The other day I pulled out some old notebooks, scrawlings
I'd made while trying to make sense of my graduate Matrix Analysis course. I was looking for some ideas on generalized notions of an angle between two vectors in
n-space, but that's not the important part – I know that makes most people want to chew their own arms off
(and we'll get into that later), but the imporant thing,
the thing I noticed was something else: these notes are themselves a different kind of matrix, holding not only
numbers and symbols but an array of experiences that I'd
I remember a day when we were plodding along through
class, at a point where the air got heavy with eigenvalues and greek letters and the drone of the lecture, and then all of the sudden it was there: something the
professor called, in all seriousness, the "Red Heifer Matrix." The name seemed to be more Gary Larson or Garrison Keillor
than Grad work.

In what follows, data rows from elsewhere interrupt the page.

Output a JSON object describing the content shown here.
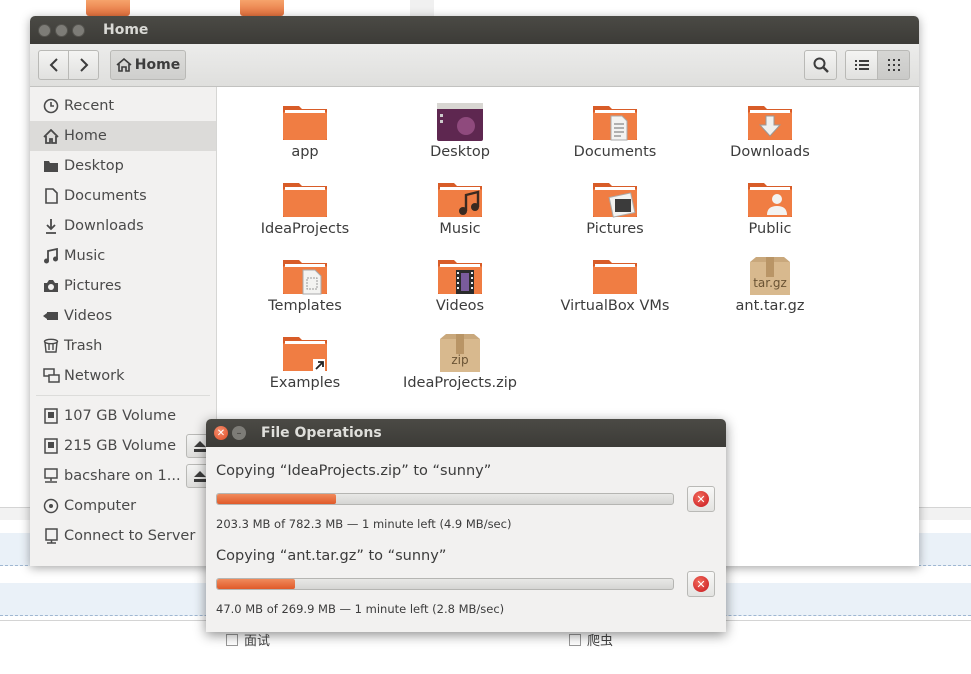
{
  "background": {
    "checkbox_left_label": "面试",
    "checkbox_right_label": "爬虫"
  },
  "window": {
    "title": "Home",
    "path_button": "Home",
    "back_icon": "chevron-left-icon",
    "forward_icon": "chevron-right-icon",
    "search_icon": "search-icon",
    "list_view_icon": "list-view-icon",
    "grid_view_icon": "grid-view-icon"
  },
  "sidebar": {
    "places": [
      {
        "label": "Recent",
        "icon": "clock-icon"
      },
      {
        "label": "Home",
        "icon": "home-icon",
        "active": true
      },
      {
        "label": "Desktop",
        "icon": "folder-icon"
      },
      {
        "label": "Documents",
        "icon": "document-icon"
      },
      {
        "label": "Downloads",
        "icon": "download-icon"
      },
      {
        "label": "Music",
        "icon": "music-icon"
      },
      {
        "label": "Pictures",
        "icon": "camera-icon"
      },
      {
        "label": "Videos",
        "icon": "video-icon"
      },
      {
        "label": "Trash",
        "icon": "trash-icon"
      },
      {
        "label": "Network",
        "icon": "network-icon"
      }
    ],
    "devices": [
      {
        "label": "107 GB Volume",
        "icon": "drive-icon",
        "eject": false
      },
      {
        "label": "215 GB Volume",
        "icon": "drive-icon",
        "eject": true
      },
      {
        "label": "bacshare on 1...",
        "icon": "network-share-icon",
        "eject": true
      },
      {
        "label": "Computer",
        "icon": "computer-icon",
        "eject": false
      },
      {
        "label": "Connect to Server",
        "icon": "server-icon",
        "eject": false
      }
    ]
  },
  "files": [
    {
      "label": "app",
      "kind": "folder"
    },
    {
      "label": "Desktop",
      "kind": "desktop"
    },
    {
      "label": "Documents",
      "kind": "folder-documents"
    },
    {
      "label": "Downloads",
      "kind": "folder-downloads"
    },
    {
      "label": "IdeaProjects",
      "kind": "folder"
    },
    {
      "label": "Music",
      "kind": "folder-music"
    },
    {
      "label": "Pictures",
      "kind": "folder-pictures"
    },
    {
      "label": "Public",
      "kind": "folder-public"
    },
    {
      "label": "Templates",
      "kind": "folder-templates"
    },
    {
      "label": "Videos",
      "kind": "folder-videos"
    },
    {
      "label": "VirtualBox VMs",
      "kind": "folder"
    },
    {
      "label": "ant.tar.gz",
      "kind": "archive",
      "badge": "tar.gz"
    },
    {
      "label": "Examples",
      "kind": "folder-link"
    },
    {
      "label": "IdeaProjects.zip",
      "kind": "archive",
      "badge": "zip"
    }
  ],
  "dialog": {
    "title": "File Operations",
    "operations": [
      {
        "title": "Copying “IdeaProjects.zip” to “sunny”",
        "progress": 0.26,
        "detail": "203.3 MB of 782.3 MB — 1 minute left (4.9 MB/sec)"
      },
      {
        "title": "Copying “ant.tar.gz” to “sunny”",
        "progress": 0.17,
        "detail": "47.0 MB of 269.9 MB — 1 minute left (2.8 MB/sec)"
      }
    ]
  },
  "colors": {
    "accent": "#e05a2a",
    "titlebar": "#3c3b37",
    "folder": "#ef7d43"
  }
}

After the initial outburst of laughter, Dr.
Robinson, bemused at our mirth, expounded briefly on its mysterious nature, making several beginnings at trying to explain its various characteristics, before stopping short at each one, as if knowing we probably wouldn't understand. Turning my imagination over to the enigmatic name, I began to picture it being found by detectives, marking a series of mysterious crime scenes. My classmate Calvin expanded on this, envisioning it as the mark of a Pynchon-esqe conspiracy or cult. "The Red Heifer," he said, shaking his head, speaking low, "you don't ask when you see that, you just walk away. You don't want to know."
Around the same time, one of my classmates – I can't remember who, it may have been Calvin, or perhaps my friend Bruce – related a dream. "We were all in advanced analysis or something. We'd been working on a proof in class for a week, and we'd reached an impasse, an impossible stage, and in the dream logic, the only way we were going to be able to progress was if (and only if) someone cut off their arm: the requirement was 'proof by mutilation.' And the scary thing was, we were going to do it, there was no question or discussion about that, the only thing we hadn't settled yet was whose arm we were going to use." We laughed, over and over, about that one. We pictured the student, deprived of his arm, as perhaps another victim of the mysterious Cult of the Red Heifer. Or perhaps no mere victim, but a candidate for a future High Priest, or at least, a Mascot and Talisman, as survivors of scarring rituals sometimes become. The story is fun to spin, the dream was funny in a macabre way, but it came out of an underlying (if less literally violent) reality. Jung would have had a field day.
Because along with the thrill of the problem solving, the intellectual and abstract detective work, the sense of magic and mystery that could sometimes hardly have been more palpable if our homework had been called "Harry Potter and the Ovals of Cassinni" instead of "Section 5.2.11"; along with the fun of seriously uttering phrases like "Equlibrated Convex Body" (and really, it's fun to say, almost as much as "Wingardium Leviosa," just try it a few times) – along with all this there was a sense that some of the more dense and impenetrable matters only went to those who were unusually bright, and those who sacrificed enough daylight and attention to normal human matters that they may indeed have lost something as fundamental as an arm. The dream of proof-by-mutilation was an archetype out of the collective unconsciousness of mathematics students, both those of us who sometimes drew back when that kind of devotion was demanded, and those who stepped forward and left blood along with chalk on the blackboard when the Cult of the Red Heifer called.